* **What you need to do**: Word for word, please copy the listing below, with its pictures left out.
(Exercise input)
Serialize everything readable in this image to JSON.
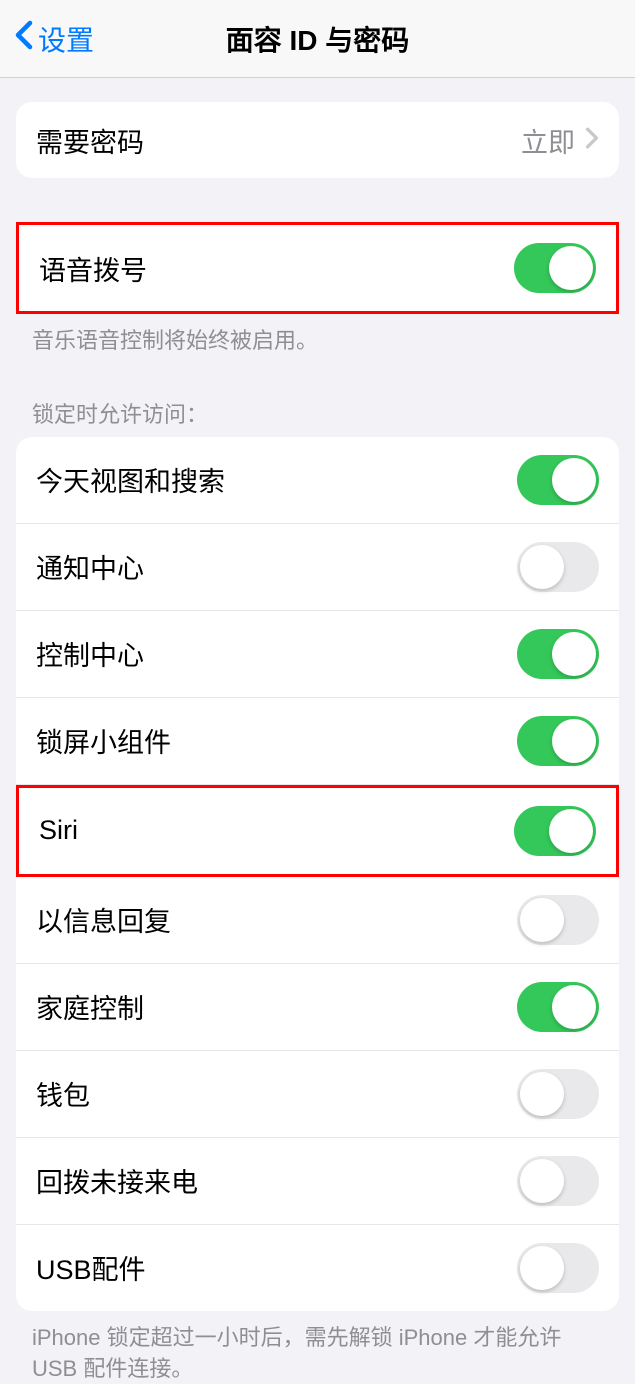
{
  "nav": {
    "back_label": "设置",
    "title": "面容 ID 与密码"
  },
  "require_passcode": {
    "label": "需要密码",
    "value": "立即"
  },
  "voice_dial": {
    "label": "语音拨号",
    "footer": "音乐语音控制将始终被启用。"
  },
  "allow_access_header": "锁定时允许访问：",
  "access_items": {
    "today": "今天视图和搜索",
    "notification": "通知中心",
    "control": "控制中心",
    "widgets": "锁屏小组件",
    "siri": "Siri",
    "reply": "以信息回复",
    "home": "家庭控制",
    "wallet": "钱包",
    "callback": "回拨未接来电",
    "usb": "USB配件"
  },
  "usb_footer": "iPhone 锁定超过一小时后，需先解锁 iPhone 才能允许USB 配件连接。"
}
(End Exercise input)
* **Expected output**:
Serialize everything readable in this image to JSON.
{
  "nav": {
    "back_label": "设置",
    "title": "面容 ID 与密码"
  },
  "require_passcode": {
    "label": "需要密码",
    "value": "立即"
  },
  "voice_dial": {
    "label": "语音拨号",
    "footer": "音乐语音控制将始终被启用。"
  },
  "allow_access_header": "锁定时允许访问：",
  "access_items": {
    "today": "今天视图和搜索",
    "notification": "通知中心",
    "control": "控制中心",
    "widgets": "锁屏小组件",
    "siri": "Siri",
    "reply": "以信息回复",
    "home": "家庭控制",
    "wallet": "钱包",
    "callback": "回拨未接来电",
    "usb": "USB配件"
  },
  "usb_footer": "iPhone 锁定超过一小时后，需先解锁 iPhone 才能允许USB 配件连接。"
}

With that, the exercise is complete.